Task requirements —
Copy out every line of the records where the string "axisinternal" occurs.

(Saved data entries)

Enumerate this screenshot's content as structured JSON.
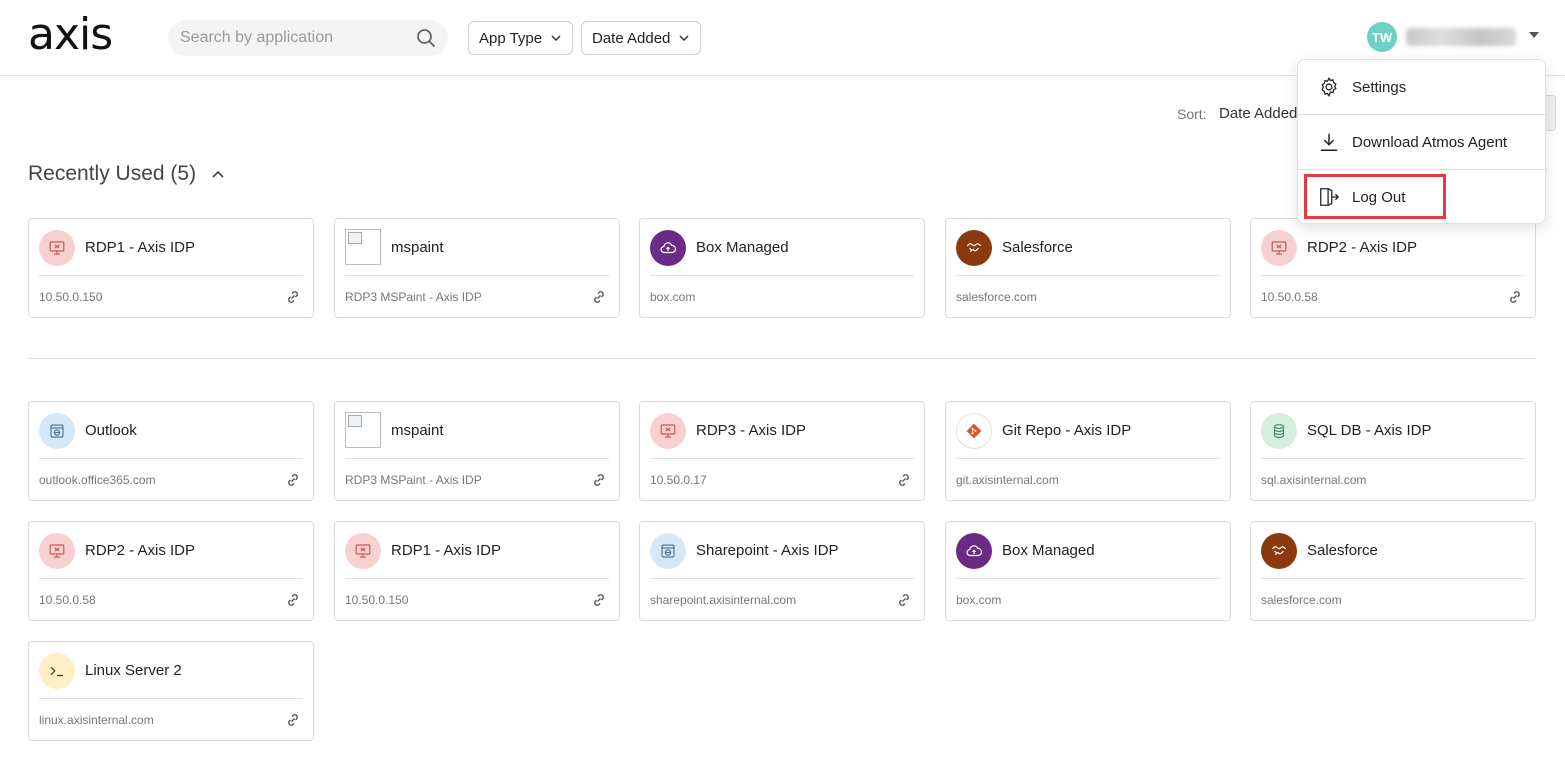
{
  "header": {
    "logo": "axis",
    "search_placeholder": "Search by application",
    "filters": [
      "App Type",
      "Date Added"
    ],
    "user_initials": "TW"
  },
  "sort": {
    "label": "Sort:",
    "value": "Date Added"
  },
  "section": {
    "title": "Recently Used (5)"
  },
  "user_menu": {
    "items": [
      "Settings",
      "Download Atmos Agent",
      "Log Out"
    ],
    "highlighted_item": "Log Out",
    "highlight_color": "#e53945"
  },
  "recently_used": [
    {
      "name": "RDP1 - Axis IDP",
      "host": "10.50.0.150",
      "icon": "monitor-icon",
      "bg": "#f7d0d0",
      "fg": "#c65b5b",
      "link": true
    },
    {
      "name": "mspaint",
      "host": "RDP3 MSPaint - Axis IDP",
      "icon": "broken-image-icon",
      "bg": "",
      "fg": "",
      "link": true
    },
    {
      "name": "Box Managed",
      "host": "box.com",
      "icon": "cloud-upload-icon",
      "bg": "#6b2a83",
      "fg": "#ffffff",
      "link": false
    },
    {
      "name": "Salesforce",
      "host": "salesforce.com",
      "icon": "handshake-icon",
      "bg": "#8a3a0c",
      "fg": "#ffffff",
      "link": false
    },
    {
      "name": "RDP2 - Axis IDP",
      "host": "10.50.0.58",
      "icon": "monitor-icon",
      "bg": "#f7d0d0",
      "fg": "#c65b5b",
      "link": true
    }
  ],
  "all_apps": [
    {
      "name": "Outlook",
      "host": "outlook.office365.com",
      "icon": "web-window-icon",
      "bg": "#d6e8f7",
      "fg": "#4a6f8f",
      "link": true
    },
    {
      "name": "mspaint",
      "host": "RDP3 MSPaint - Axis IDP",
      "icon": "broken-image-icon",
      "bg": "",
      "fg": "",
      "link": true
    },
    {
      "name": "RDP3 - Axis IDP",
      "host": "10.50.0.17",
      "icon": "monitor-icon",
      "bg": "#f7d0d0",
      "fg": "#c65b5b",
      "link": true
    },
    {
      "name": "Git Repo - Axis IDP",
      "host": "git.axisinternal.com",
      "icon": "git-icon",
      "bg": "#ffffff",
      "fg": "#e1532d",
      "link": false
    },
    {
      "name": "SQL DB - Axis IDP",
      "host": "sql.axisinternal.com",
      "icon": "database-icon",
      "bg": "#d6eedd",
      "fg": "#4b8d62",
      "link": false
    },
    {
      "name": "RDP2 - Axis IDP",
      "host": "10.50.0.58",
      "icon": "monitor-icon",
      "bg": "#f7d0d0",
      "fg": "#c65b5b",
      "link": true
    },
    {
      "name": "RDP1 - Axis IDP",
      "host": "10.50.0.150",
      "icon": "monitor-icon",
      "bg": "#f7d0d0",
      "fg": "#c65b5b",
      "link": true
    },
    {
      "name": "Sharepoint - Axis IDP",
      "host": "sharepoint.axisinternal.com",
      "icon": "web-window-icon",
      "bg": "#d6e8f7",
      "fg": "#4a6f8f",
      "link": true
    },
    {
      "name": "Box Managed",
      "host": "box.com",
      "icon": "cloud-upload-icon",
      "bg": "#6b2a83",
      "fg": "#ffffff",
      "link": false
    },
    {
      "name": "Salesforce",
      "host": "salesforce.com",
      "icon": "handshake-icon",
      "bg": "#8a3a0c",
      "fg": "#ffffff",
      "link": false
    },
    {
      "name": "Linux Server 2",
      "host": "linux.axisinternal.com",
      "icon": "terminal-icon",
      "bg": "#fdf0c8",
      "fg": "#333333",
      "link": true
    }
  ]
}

Written solution —
      "host": "git.axisinternal.com",
      "host": "sql.axisinternal.com",
      "host": "sharepoint.axisinternal.com",
      "host": "linux.axisinternal.com",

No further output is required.